Perception of pharmaceutical companies is sometimes not that positive and reports in the media often emphasise extortionate amounts charged to the NHS for medicines, or reluctance to release cheaper life-saving vaccines for use in Third World countries.

We are involved with the pharmaceutical industry on an almost daily basis and have been exposed to some decidedly benevolent acts.

We are involved with the pharmaceutical industry on an almost daily basis and have been exposed to some decidedly benevolent acts.

A manufacturer of well-known dog wormers has heavily funded field conservation for the Ploughshare tortoise in Madagasca.

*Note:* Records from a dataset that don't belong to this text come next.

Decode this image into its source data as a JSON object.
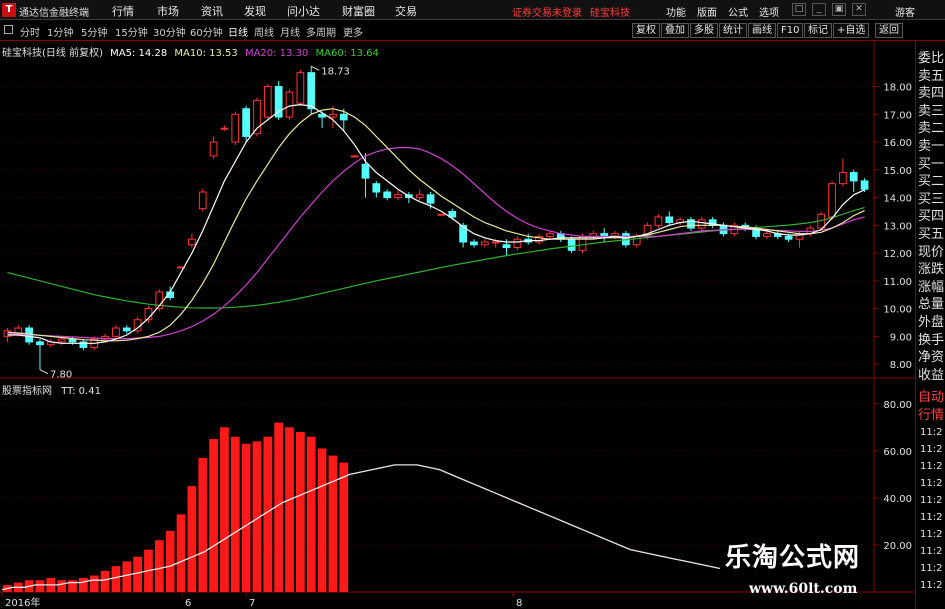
{
  "app": {
    "logo": "T",
    "title": "通达信金融终端"
  },
  "menu": [
    "行情",
    "市场",
    "资讯",
    "发现",
    "问小达",
    "财富圈",
    "交易"
  ],
  "status": {
    "trade": "证券交易未登录",
    "stock": "硅宝科技"
  },
  "right_menu": [
    "功能",
    "版面",
    "公式",
    "选项"
  ],
  "window_buttons": [
    "□",
    "_",
    "▣",
    "✕"
  ],
  "guest": "游客",
  "periods": [
    "分时",
    "1分钟",
    "5分钟",
    "15分钟",
    "30分钟",
    "60分钟",
    "日线",
    "周线",
    "月线",
    "多周期",
    "更多"
  ],
  "active_period": "日线",
  "toolbar_buttons": [
    "复权",
    "叠加",
    "多股",
    "统计",
    "画线",
    "F10",
    "标记",
    "+自选",
    "返回"
  ],
  "main_header": {
    "stock": "硅宝科技(日线 前复权)",
    "ma5": "MA5: 14.28",
    "ma10": "MA10: 13.53",
    "ma20": "MA20: 13.30",
    "ma60": "MA60: 13.64"
  },
  "sub_header": {
    "indicator": "股票指标网",
    "value": "TT: 0.41"
  },
  "annotations": {
    "high": "18.73",
    "low": "7.80"
  },
  "y_axis_main": [
    "18.00",
    "17.00",
    "16.00",
    "15.00",
    "14.00",
    "13.00",
    "12.00",
    "11.00",
    "10.00",
    "9.00",
    "8.00"
  ],
  "y_axis_sub": [
    "80.00",
    "60.00",
    "40.00",
    "20.00"
  ],
  "x_axis": [
    "2016年",
    "6",
    "7",
    "8"
  ],
  "side_labels": [
    "委比",
    "卖五",
    "卖四",
    "卖三",
    "卖二",
    "卖一",
    "买一",
    "买二",
    "买三",
    "买四",
    "买五",
    "现价",
    "涨跌",
    "涨幅",
    "总量",
    "外盘",
    "换手",
    "净资",
    "收益"
  ],
  "side_labels2": [
    "自动",
    "行情"
  ],
  "side_times": [
    "11:2",
    "11:2",
    "11:2",
    "11:2",
    "11:2",
    "11:2",
    "11:2",
    "11:2",
    "11:2",
    "11:2"
  ],
  "colors": {
    "up": "#ff3333",
    "down": "#54ffff",
    "ma5": "#ffffff",
    "ma10": "#e8e8a0",
    "ma20": "#d040d0",
    "ma60": "#30b030",
    "grid": "#8a0000",
    "bar": "#ff1a1a"
  },
  "watermark": {
    "line1": "乐淘公式网",
    "line2": "www.60lt.com"
  },
  "chart_data": {
    "type": "candlestick",
    "ylim": [
      7.5,
      19.1
    ],
    "candles": [
      [
        9.0,
        9.2,
        8.8,
        9.3
      ],
      [
        9.1,
        9.3,
        9.0,
        9.4
      ],
      [
        9.3,
        8.8,
        8.7,
        9.4
      ],
      [
        8.8,
        8.7,
        7.8,
        8.9
      ],
      [
        8.7,
        8.8,
        8.6,
        8.9
      ],
      [
        8.8,
        8.9,
        8.7,
        9.0
      ],
      [
        8.9,
        8.8,
        8.7,
        9.0
      ],
      [
        8.8,
        8.6,
        8.5,
        8.9
      ],
      [
        8.6,
        8.9,
        8.5,
        9.0
      ],
      [
        8.9,
        9.0,
        8.8,
        9.1
      ],
      [
        9.0,
        9.3,
        8.9,
        9.4
      ],
      [
        9.3,
        9.2,
        9.1,
        9.4
      ],
      [
        9.2,
        9.6,
        9.1,
        9.7
      ],
      [
        9.6,
        10.0,
        9.5,
        10.1
      ],
      [
        10.0,
        10.6,
        9.9,
        10.7
      ],
      [
        10.6,
        10.4,
        10.3,
        10.8
      ],
      [
        11.5,
        11.5,
        11.5,
        11.5
      ],
      [
        12.3,
        12.5,
        12.2,
        12.7
      ],
      [
        13.6,
        14.2,
        13.5,
        14.3
      ],
      [
        15.5,
        16.0,
        15.4,
        16.2
      ],
      [
        16.5,
        16.5,
        16.4,
        16.6
      ],
      [
        16.0,
        17.0,
        15.9,
        17.1
      ],
      [
        17.2,
        16.2,
        16.0,
        17.3
      ],
      [
        16.3,
        17.5,
        16.2,
        17.6
      ],
      [
        16.9,
        18.0,
        16.8,
        18.1
      ],
      [
        18.0,
        16.9,
        16.8,
        18.2
      ],
      [
        16.9,
        17.8,
        16.8,
        17.9
      ],
      [
        17.4,
        18.5,
        17.3,
        18.6
      ],
      [
        18.5,
        17.2,
        17.0,
        18.73
      ],
      [
        17.0,
        16.9,
        16.5,
        17.1
      ],
      [
        16.9,
        17.0,
        16.5,
        17.3
      ],
      [
        17.0,
        16.8,
        16.4,
        17.2
      ],
      [
        15.5,
        15.5,
        15.5,
        15.5
      ],
      [
        15.2,
        14.7,
        14.0,
        15.6
      ],
      [
        14.5,
        14.2,
        14.0,
        14.6
      ],
      [
        14.2,
        14.0,
        13.9,
        14.3
      ],
      [
        14.0,
        14.1,
        13.9,
        14.3
      ],
      [
        14.1,
        14.0,
        13.8,
        14.2
      ],
      [
        14.0,
        14.1,
        13.9,
        14.3
      ],
      [
        14.1,
        13.8,
        13.6,
        14.2
      ],
      [
        13.4,
        13.4,
        13.4,
        13.4
      ],
      [
        13.5,
        13.3,
        13.2,
        13.6
      ],
      [
        13.0,
        12.4,
        12.2,
        13.1
      ],
      [
        12.4,
        12.3,
        12.2,
        12.5
      ],
      [
        12.3,
        12.4,
        12.2,
        12.5
      ],
      [
        12.4,
        12.4,
        12.2,
        12.5
      ],
      [
        12.3,
        12.2,
        11.9,
        12.5
      ],
      [
        12.2,
        12.5,
        12.1,
        12.6
      ],
      [
        12.5,
        12.4,
        12.3,
        12.7
      ],
      [
        12.4,
        12.6,
        12.3,
        12.7
      ],
      [
        12.6,
        12.7,
        12.5,
        12.8
      ],
      [
        12.7,
        12.5,
        12.4,
        12.8
      ],
      [
        12.5,
        12.1,
        12.0,
        12.6
      ],
      [
        12.1,
        12.6,
        12.0,
        12.7
      ],
      [
        12.6,
        12.7,
        12.5,
        12.8
      ],
      [
        12.7,
        12.6,
        12.4,
        12.9
      ],
      [
        12.6,
        12.7,
        12.5,
        12.8
      ],
      [
        12.7,
        12.3,
        12.2,
        12.8
      ],
      [
        12.3,
        12.6,
        12.2,
        12.7
      ],
      [
        12.6,
        13.0,
        12.5,
        13.1
      ],
      [
        13.0,
        13.3,
        12.9,
        13.4
      ],
      [
        13.3,
        13.1,
        13.0,
        13.5
      ],
      [
        13.1,
        13.2,
        13.0,
        13.3
      ],
      [
        13.2,
        12.9,
        12.8,
        13.3
      ],
      [
        12.9,
        13.2,
        12.8,
        13.3
      ],
      [
        13.2,
        13.0,
        12.9,
        13.3
      ],
      [
        13.0,
        12.7,
        12.6,
        13.1
      ],
      [
        12.7,
        13.0,
        12.6,
        13.1
      ],
      [
        13.0,
        12.9,
        12.8,
        13.1
      ],
      [
        12.9,
        12.6,
        12.5,
        13.0
      ],
      [
        12.6,
        12.7,
        12.5,
        12.8
      ],
      [
        12.7,
        12.6,
        12.5,
        12.8
      ],
      [
        12.6,
        12.5,
        12.4,
        12.7
      ],
      [
        12.5,
        12.7,
        12.2,
        12.8
      ],
      [
        12.7,
        12.9,
        12.6,
        13.0
      ],
      [
        12.9,
        13.4,
        12.8,
        13.5
      ],
      [
        13.3,
        14.5,
        13.2,
        14.6
      ],
      [
        14.5,
        14.9,
        14.4,
        15.4
      ],
      [
        14.9,
        14.6,
        14.2,
        15.0
      ],
      [
        14.6,
        14.3,
        14.2,
        14.7
      ]
    ],
    "ma5": [
      9.05,
      9.05,
      9.0,
      8.95,
      8.8,
      8.75,
      8.75,
      8.75,
      8.75,
      8.8,
      8.9,
      9.05,
      9.3,
      9.65,
      10.1,
      10.6,
      11.3,
      12.0,
      12.8,
      13.7,
      14.6,
      15.3,
      16.0,
      16.5,
      16.8,
      17.1,
      17.3,
      17.35,
      17.3,
      17.05,
      16.8,
      16.4,
      15.9,
      15.3,
      14.9,
      14.6,
      14.3,
      14.05,
      13.85,
      13.7,
      13.5,
      13.25,
      12.95,
      12.7,
      12.55,
      12.45,
      12.4,
      12.4,
      12.45,
      12.45,
      12.5,
      12.55,
      12.55,
      12.55,
      12.55,
      12.55,
      12.6,
      12.55,
      12.6,
      12.7,
      12.85,
      13.0,
      13.1,
      13.15,
      13.1,
      13.05,
      13.0,
      12.95,
      12.9,
      12.85,
      12.8,
      12.7,
      12.65,
      12.65,
      12.7,
      12.85,
      13.25,
      13.75,
      14.1,
      14.28
    ],
    "ma10": [
      9.15,
      9.12,
      9.08,
      9.04,
      9.0,
      8.96,
      8.92,
      8.88,
      8.86,
      8.84,
      8.84,
      8.86,
      8.92,
      9.0,
      9.15,
      9.4,
      9.8,
      10.3,
      10.9,
      11.6,
      12.4,
      13.2,
      13.95,
      14.6,
      15.2,
      15.8,
      16.3,
      16.7,
      17.0,
      17.15,
      17.2,
      17.1,
      16.9,
      16.6,
      16.2,
      15.8,
      15.4,
      15.0,
      14.65,
      14.35,
      14.05,
      13.8,
      13.55,
      13.3,
      13.1,
      12.95,
      12.8,
      12.7,
      12.6,
      12.55,
      12.5,
      12.5,
      12.5,
      12.5,
      12.5,
      12.55,
      12.55,
      12.55,
      12.6,
      12.65,
      12.75,
      12.85,
      12.95,
      13.0,
      13.0,
      13.0,
      13.0,
      12.95,
      12.95,
      12.9,
      12.85,
      12.8,
      12.75,
      12.7,
      12.7,
      12.75,
      12.9,
      13.1,
      13.35,
      13.53
    ],
    "ma20": [
      9.1,
      9.08,
      9.06,
      9.04,
      9.02,
      9.0,
      8.98,
      8.96,
      8.94,
      8.92,
      8.92,
      8.92,
      8.94,
      8.96,
      9.0,
      9.08,
      9.2,
      9.35,
      9.55,
      9.8,
      10.1,
      10.45,
      10.85,
      11.3,
      11.8,
      12.3,
      12.8,
      13.3,
      13.75,
      14.2,
      14.6,
      14.95,
      15.25,
      15.5,
      15.65,
      15.75,
      15.8,
      15.8,
      15.75,
      15.6,
      15.4,
      15.15,
      14.85,
      14.5,
      14.15,
      13.8,
      13.5,
      13.25,
      13.05,
      12.9,
      12.8,
      12.7,
      12.65,
      12.6,
      12.6,
      12.6,
      12.6,
      12.6,
      12.6,
      12.6,
      12.6,
      12.65,
      12.7,
      12.75,
      12.8,
      12.82,
      12.84,
      12.85,
      12.85,
      12.85,
      12.84,
      12.82,
      12.8,
      12.78,
      12.78,
      12.82,
      12.9,
      13.05,
      13.2,
      13.3
    ],
    "ma60": [
      11.3,
      11.2,
      11.1,
      11.0,
      10.9,
      10.8,
      10.7,
      10.6,
      10.5,
      10.42,
      10.35,
      10.28,
      10.22,
      10.16,
      10.12,
      10.08,
      10.05,
      10.03,
      10.02,
      10.02,
      10.03,
      10.05,
      10.08,
      10.12,
      10.17,
      10.23,
      10.3,
      10.38,
      10.46,
      10.55,
      10.64,
      10.73,
      10.82,
      10.91,
      11.0,
      11.08,
      11.16,
      11.24,
      11.32,
      11.4,
      11.48,
      11.56,
      11.63,
      11.7,
      11.77,
      11.84,
      11.91,
      11.97,
      12.03,
      12.09,
      12.15,
      12.2,
      12.25,
      12.3,
      12.35,
      12.4,
      12.44,
      12.48,
      12.52,
      12.56,
      12.6,
      12.64,
      12.68,
      12.72,
      12.76,
      12.8,
      12.83,
      12.86,
      12.89,
      12.92,
      12.95,
      12.98,
      13.01,
      13.05,
      13.1,
      13.17,
      13.27,
      13.4,
      13.53,
      13.64
    ],
    "sub_ylim": [
      0,
      85
    ],
    "bars": [
      3,
      4,
      5,
      5,
      6,
      5,
      5,
      6,
      7,
      9,
      11,
      13,
      15,
      18,
      22,
      26,
      33,
      45,
      57,
      65,
      70,
      66,
      63,
      64,
      66,
      72,
      70,
      68,
      66,
      61,
      58,
      55
    ],
    "tt_line": [
      1,
      2,
      2,
      3,
      3,
      3,
      4,
      4,
      5,
      5,
      6,
      7,
      8,
      9,
      10,
      11,
      13,
      15,
      17,
      20,
      23,
      26,
      29,
      32,
      35,
      38,
      40,
      42,
      44,
      46,
      48,
      50,
      51,
      52,
      53,
      54,
      54,
      54,
      53,
      52,
      50,
      48,
      46,
      44,
      42,
      40,
      38,
      36,
      34,
      32,
      30,
      28,
      26,
      24,
      22,
      20,
      18,
      17,
      16,
      15,
      14,
      13,
      12,
      11,
      10
    ]
  }
}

There is no direct correlation between its products and the tortoise, nor does it promote its good work. When we had a fundraising campaign for tiger conservation, the manufacturer of our cat vaccines matched the money we spent on cat vaccines over three months in donations to Twentieth Century Tiger.

A cause close to my heart is the ‘Afya Serengeti’ project, run by Dr Sarah Cleveland, who has been at the forefront of recognising dangers that diseases carried by domestic dogs pose to the endangered wildlife of Tanzania’s Serengeti National Park.

Rabies is prevalent in the domestic dogs of the Maasai tribesmen. It poses an enormous threat to the dogs, tribesmen and their families, and endangered wild animals — lion, cheetah, and most vulnerable, the African painted dog.

Vaccination provides effective control and what the Afya Serengeti (Swahili for health of Serengeti) project aspires to do is create a buffer zone of vaccinated animals around the park.

I have spent holidays in African national parks and of all the animals I saw the painted dogs created the most lasting impression. Also referred to as hunting or wild dogs, they are intelligent, living and hunting together in groups of up to 30, with social interactions.

It is wonderfully rewarding to make a contribution to the survival of painted dogs. At Robson and Prescott we have an arrangement with MSD, the provider of our dog vaccines, that for every dog we vaccinate it will provide the Afya Serengeti project with a free dose of rabies’ vaccine.

Courtesy of a pharmaceutical company, you can have the satisfaction of knowing that in protecting your dog against potentially fatal diseases you are also protecting tribesmen, dogs and wildlife in Africa.

By Sam Prescott,

Director and Vet